I find it in my usual foil for Star Wars miniatures. We unpack and pick some different factions. He goes for a band of clockwork gipsies, whose deck has a lot of rally actions that allow adjacent figures to get activated together. I pick an expansion, some undead, who have an unusually flexible deck but find it hard to capture crystals. Looks like I'm going to be playing the butcher again.
After going through the rules, my opponent comments that it sounds a lot like Shadespire. Which it does, but Wildlands has a lot more under the hood. Without deckbuilding, it's easier to pick up. Without dice, it feels more strategic. With a much bigger board, it feels more open to variety.
It starts out well. The flexibility of the dead lets me snaffle an early crystal. Their plethora of attacks means I can then use another character to hunt down and kill a poor ranged character with only two health. But then, then the fun begins. His team targets my lone crystal-gatherer and start to shadow him up and down a corridor, playing ranged and melee attacks. I have the cards to block the first couple but then, on my turn, I'm short of ones to move away.
Over the next few plays, it becomes a deadly, thrilling cat and mouse chase. The pressure on my hand is enormous: some factions have lots of additional card draw but the dead have little. But he's in the same bind. Each turn requires a moment's planning on his part to maximise attack chances. I'm on tenterhooks waiting to see what pain is coming and whether I can block it.
One damage gets through. Then two: one more will finish that zombie. I'm out of cards but then, so is he. At the glacial pace of three cards per turn, we start to refill, but all I have to do is move - he needs slightly rarer attack icons. Inch by agonising inch I get away.
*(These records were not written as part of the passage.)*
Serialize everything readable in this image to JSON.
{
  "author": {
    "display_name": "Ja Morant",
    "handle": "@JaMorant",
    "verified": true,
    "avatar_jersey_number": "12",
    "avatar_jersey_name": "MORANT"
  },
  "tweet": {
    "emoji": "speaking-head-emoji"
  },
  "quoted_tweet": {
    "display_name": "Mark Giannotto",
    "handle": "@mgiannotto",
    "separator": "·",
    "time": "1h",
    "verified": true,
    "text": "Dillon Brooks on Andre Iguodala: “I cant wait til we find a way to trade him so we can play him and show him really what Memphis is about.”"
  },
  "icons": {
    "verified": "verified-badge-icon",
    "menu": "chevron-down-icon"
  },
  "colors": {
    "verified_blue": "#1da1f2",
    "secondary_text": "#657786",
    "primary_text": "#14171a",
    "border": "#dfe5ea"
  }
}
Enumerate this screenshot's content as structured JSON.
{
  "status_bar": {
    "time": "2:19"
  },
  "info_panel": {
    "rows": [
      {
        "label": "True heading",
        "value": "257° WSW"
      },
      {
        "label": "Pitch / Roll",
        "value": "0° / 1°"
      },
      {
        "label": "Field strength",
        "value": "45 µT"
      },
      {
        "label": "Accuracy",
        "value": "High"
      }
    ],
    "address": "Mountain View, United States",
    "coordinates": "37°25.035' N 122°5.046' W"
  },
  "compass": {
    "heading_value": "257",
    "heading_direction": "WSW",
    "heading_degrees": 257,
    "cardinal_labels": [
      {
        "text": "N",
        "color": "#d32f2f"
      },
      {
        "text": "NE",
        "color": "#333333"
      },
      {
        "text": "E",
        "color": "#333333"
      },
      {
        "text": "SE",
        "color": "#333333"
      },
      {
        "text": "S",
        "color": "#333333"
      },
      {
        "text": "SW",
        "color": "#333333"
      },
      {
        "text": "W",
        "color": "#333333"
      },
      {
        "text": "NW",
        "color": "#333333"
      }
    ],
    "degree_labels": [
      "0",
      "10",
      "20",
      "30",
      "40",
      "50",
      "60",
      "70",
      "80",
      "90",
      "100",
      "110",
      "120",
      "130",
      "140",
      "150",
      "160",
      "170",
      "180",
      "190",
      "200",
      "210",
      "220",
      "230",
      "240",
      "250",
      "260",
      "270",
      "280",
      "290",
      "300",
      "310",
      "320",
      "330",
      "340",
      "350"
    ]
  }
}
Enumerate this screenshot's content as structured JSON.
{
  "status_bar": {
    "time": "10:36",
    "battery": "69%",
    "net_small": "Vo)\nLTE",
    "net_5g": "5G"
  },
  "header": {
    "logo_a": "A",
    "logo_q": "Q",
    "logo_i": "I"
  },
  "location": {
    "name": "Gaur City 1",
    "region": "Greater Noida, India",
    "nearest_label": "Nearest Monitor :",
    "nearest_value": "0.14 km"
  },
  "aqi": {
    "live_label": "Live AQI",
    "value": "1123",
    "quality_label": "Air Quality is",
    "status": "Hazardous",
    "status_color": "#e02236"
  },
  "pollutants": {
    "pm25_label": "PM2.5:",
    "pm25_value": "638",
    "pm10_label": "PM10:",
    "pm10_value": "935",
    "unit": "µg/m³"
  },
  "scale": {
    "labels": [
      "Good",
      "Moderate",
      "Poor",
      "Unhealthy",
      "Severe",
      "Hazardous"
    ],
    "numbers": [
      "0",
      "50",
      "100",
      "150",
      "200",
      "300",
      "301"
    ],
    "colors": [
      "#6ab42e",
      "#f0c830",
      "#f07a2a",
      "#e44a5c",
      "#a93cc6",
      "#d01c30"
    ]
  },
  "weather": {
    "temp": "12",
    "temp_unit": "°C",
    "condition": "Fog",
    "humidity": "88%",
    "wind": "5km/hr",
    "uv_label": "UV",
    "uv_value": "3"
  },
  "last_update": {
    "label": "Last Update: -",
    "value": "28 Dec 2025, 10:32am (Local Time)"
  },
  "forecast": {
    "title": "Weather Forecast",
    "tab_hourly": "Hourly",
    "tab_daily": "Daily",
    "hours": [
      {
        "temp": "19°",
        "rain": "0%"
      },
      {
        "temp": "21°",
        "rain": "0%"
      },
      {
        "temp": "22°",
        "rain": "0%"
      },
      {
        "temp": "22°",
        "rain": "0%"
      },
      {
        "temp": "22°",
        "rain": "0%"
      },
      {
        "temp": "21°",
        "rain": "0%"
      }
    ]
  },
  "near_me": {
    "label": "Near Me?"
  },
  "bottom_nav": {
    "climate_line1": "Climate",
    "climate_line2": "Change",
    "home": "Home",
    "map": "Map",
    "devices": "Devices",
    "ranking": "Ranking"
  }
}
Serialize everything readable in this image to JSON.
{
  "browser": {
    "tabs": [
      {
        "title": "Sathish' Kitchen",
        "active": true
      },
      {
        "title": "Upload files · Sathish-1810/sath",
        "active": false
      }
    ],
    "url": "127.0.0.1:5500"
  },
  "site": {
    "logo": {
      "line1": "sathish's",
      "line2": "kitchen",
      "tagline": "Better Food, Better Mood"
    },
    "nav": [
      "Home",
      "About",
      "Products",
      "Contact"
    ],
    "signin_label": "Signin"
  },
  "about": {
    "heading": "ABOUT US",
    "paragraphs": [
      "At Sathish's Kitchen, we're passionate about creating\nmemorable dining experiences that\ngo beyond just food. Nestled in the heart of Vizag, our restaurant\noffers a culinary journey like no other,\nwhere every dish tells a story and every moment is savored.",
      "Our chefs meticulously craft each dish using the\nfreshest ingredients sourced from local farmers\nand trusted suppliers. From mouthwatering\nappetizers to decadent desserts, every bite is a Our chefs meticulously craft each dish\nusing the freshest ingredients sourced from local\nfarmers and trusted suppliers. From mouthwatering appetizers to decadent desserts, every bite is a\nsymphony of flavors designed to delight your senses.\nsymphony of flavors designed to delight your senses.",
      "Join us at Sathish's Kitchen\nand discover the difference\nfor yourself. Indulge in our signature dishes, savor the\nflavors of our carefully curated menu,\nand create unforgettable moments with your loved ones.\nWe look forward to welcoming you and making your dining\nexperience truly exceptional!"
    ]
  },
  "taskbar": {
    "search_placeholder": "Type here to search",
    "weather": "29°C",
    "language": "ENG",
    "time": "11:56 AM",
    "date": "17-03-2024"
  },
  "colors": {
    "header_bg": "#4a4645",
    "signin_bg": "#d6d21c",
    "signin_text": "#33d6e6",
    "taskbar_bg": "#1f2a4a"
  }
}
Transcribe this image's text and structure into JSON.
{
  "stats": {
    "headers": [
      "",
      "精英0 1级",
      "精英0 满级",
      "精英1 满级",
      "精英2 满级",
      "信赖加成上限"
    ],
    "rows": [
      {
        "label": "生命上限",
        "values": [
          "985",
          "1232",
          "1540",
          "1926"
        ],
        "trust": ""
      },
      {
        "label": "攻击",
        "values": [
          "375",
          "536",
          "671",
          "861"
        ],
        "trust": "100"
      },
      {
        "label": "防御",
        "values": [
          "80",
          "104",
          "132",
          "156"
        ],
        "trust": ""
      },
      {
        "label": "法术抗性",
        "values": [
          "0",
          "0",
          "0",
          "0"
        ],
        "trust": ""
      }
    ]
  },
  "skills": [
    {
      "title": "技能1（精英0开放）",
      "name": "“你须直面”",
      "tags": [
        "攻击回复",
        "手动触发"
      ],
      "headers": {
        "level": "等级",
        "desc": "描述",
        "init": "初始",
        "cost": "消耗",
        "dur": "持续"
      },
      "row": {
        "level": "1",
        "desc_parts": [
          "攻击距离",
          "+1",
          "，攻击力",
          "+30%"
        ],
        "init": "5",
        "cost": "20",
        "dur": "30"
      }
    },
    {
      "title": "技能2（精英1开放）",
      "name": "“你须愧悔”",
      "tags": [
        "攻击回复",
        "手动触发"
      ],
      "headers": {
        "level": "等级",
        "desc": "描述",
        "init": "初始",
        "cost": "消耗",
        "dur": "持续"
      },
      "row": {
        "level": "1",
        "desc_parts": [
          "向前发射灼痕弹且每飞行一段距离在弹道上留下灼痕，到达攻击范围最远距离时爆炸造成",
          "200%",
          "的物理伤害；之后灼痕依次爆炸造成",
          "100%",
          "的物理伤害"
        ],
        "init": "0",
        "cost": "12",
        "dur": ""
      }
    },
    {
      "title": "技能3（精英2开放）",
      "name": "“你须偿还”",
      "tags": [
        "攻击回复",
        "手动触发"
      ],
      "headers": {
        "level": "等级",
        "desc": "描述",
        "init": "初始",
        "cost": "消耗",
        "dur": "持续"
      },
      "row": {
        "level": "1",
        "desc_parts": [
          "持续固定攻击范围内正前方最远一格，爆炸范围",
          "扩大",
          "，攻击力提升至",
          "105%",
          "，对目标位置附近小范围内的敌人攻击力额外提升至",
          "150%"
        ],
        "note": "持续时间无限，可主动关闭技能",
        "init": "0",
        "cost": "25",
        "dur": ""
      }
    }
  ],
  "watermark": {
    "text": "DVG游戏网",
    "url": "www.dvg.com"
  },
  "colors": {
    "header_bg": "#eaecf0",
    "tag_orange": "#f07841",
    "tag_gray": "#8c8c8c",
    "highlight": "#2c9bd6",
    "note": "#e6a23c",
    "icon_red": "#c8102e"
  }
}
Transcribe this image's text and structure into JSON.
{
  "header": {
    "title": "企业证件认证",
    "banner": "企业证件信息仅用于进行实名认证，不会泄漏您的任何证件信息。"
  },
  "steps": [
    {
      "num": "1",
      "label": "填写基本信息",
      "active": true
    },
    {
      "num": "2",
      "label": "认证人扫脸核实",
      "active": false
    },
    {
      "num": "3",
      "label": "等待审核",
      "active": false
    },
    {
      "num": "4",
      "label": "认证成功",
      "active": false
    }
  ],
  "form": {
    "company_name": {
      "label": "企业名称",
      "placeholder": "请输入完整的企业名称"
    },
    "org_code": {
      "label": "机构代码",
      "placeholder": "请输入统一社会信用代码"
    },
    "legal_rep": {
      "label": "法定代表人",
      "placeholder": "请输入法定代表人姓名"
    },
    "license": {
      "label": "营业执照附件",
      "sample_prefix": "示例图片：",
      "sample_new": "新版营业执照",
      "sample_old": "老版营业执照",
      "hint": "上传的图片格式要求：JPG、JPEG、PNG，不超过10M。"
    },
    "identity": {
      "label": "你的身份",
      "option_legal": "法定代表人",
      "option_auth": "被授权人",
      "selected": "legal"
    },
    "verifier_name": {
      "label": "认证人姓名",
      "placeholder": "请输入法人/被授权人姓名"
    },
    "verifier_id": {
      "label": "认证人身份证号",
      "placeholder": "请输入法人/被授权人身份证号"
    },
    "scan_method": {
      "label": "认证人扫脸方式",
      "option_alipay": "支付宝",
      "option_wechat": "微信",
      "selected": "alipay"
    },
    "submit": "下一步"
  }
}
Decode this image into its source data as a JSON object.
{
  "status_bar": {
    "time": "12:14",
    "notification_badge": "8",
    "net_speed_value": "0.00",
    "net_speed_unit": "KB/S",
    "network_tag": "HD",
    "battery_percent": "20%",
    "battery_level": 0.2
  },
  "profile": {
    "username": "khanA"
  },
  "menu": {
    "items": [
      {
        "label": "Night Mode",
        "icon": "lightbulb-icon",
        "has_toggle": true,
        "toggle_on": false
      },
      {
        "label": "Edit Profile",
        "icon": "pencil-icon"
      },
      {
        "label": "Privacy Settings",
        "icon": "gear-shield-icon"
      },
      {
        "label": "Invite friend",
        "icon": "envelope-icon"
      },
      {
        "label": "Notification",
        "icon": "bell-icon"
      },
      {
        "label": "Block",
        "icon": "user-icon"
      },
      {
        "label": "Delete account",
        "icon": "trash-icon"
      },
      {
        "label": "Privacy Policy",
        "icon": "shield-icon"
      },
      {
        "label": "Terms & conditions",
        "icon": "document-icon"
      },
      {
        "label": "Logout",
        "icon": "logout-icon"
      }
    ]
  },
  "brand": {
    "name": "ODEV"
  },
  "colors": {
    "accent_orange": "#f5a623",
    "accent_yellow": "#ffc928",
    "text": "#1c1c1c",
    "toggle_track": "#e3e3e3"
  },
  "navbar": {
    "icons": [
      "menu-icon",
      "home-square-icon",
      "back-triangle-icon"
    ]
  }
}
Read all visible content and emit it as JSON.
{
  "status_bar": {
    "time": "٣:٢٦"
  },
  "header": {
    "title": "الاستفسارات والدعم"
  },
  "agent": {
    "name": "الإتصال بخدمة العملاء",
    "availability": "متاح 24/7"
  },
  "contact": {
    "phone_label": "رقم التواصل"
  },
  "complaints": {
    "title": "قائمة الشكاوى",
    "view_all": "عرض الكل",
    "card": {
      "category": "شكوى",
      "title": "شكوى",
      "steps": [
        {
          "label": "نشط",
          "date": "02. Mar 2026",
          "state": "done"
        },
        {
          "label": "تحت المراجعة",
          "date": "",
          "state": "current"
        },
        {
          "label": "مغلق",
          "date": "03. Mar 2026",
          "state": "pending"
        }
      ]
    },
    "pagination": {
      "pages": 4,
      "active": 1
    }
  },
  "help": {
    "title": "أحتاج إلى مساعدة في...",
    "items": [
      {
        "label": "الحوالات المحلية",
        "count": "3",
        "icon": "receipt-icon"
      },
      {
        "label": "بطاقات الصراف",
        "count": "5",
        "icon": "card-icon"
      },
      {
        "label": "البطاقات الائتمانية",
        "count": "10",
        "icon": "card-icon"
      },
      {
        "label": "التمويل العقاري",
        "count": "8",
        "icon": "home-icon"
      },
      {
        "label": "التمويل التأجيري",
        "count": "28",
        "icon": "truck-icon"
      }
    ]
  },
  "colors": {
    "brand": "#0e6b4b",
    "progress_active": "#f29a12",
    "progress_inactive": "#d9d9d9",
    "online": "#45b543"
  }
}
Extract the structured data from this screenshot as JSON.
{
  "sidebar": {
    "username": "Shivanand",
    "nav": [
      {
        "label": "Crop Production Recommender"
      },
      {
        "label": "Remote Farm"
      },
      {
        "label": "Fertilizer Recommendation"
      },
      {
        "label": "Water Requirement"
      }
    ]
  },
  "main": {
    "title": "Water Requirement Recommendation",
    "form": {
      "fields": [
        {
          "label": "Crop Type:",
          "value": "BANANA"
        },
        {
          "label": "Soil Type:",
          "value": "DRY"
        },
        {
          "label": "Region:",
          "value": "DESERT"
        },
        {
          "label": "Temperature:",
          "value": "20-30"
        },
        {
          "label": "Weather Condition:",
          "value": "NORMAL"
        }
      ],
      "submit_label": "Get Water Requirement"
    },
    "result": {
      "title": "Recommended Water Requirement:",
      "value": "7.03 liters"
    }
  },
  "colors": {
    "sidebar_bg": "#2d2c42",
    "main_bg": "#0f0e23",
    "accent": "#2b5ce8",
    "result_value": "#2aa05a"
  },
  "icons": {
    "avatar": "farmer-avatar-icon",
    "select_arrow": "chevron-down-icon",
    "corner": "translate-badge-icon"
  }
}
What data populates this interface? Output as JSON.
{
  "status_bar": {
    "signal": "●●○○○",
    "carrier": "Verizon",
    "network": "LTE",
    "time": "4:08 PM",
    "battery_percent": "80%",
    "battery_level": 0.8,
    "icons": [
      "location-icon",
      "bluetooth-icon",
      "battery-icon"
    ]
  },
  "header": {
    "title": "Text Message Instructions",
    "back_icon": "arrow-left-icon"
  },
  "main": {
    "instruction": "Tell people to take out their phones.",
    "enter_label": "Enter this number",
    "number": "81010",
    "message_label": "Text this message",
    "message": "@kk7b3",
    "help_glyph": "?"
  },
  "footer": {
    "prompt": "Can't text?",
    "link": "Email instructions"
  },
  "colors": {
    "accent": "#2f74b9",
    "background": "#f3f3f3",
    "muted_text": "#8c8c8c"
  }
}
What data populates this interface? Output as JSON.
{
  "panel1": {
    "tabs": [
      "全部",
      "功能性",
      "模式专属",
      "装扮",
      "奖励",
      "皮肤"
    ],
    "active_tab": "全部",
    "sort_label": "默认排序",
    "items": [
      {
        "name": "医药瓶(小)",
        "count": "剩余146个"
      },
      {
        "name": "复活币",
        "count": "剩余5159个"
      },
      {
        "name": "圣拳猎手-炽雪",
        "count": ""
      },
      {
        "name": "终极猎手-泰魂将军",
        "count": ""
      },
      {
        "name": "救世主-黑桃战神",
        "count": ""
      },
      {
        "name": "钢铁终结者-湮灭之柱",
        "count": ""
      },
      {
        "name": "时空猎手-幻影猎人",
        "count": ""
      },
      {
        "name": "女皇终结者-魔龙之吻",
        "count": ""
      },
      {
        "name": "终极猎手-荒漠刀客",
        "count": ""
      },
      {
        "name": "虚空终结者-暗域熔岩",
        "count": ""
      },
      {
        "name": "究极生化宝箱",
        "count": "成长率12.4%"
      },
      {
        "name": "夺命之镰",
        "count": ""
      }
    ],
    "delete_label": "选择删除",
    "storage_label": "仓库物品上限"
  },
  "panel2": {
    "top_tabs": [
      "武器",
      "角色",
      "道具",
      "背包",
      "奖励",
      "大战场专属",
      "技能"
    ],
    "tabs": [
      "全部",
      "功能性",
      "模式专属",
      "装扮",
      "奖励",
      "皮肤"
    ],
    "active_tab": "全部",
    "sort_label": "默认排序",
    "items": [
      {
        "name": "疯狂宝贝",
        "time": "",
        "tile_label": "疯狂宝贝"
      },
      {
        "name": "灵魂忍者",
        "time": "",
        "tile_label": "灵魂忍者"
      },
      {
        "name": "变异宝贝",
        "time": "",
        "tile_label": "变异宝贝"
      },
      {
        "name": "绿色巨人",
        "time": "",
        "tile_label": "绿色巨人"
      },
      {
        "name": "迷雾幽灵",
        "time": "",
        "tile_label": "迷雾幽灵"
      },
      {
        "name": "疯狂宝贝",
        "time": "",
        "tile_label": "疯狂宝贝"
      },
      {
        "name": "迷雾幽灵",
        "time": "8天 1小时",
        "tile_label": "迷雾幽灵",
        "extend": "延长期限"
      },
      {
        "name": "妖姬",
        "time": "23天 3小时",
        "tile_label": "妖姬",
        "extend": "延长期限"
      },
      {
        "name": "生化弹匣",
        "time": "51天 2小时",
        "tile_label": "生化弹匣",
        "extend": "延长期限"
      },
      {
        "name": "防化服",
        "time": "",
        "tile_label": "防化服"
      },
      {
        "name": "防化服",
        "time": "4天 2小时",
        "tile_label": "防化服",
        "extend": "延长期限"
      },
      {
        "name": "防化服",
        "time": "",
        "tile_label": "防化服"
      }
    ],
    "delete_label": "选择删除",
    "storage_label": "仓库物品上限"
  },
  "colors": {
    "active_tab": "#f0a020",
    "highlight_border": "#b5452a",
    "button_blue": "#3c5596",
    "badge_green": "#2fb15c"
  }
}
The whole sequence has been intense, cinematic, almost with a touch of Wiz-War. A little less creative card play perhaps, a whole lot more strategy and just as much tension.
Deprived of his prey, he sets to work making the most of his faction abilities. They have rally actions, which means two adjacent characters can move with a single card. Since his crystals have been sensibly scattered around the map, he can reach some and suck them up with relative ease. Within a few turns and a few more rounds of combat, it's four points all. First to five wins.
He's closing in on the crystal he needs to win. I, though, have two advantages. Firstly I have an unrevealed character in the adjacent space, whereas all of his are on the board. Second, he's blown through a lot of combat icons trying to kill what's already undead, whereas I had some in my deck to spare. Now, they're in my hand.
As he closes in on that last point I drop an interrupt and reveal my last warrior, a skeleton with an axe in its head. I play a one-strength attack to draw out a block, saving the two-strength one in my hand. He blocks the first, then I slap down the second and wait, tendons tight, to see if my gambit has been successful. With each shuffle of his cards and a muffled curse, I'm more and more sure it has. He slaps the lot down with a satisfying bang and concedes.
We sweep the two-sided board and flip it to the wilderness map. This has terrain elevations but now the rules are down, the extra is simple. There's a brief discussion on an option from the Dead expansion that allows killed characters to rise as zombies. But we don't really understand the rules and we're itching, burning to get grappling again. I unfurl my cards and start plotting the things I have to manage: deck and hand, attack and defence, mystery and manoeuvre. It's a lot to juggle, but without a plethora of rules to slow me down, it's a challenge I'm very much looking forward to.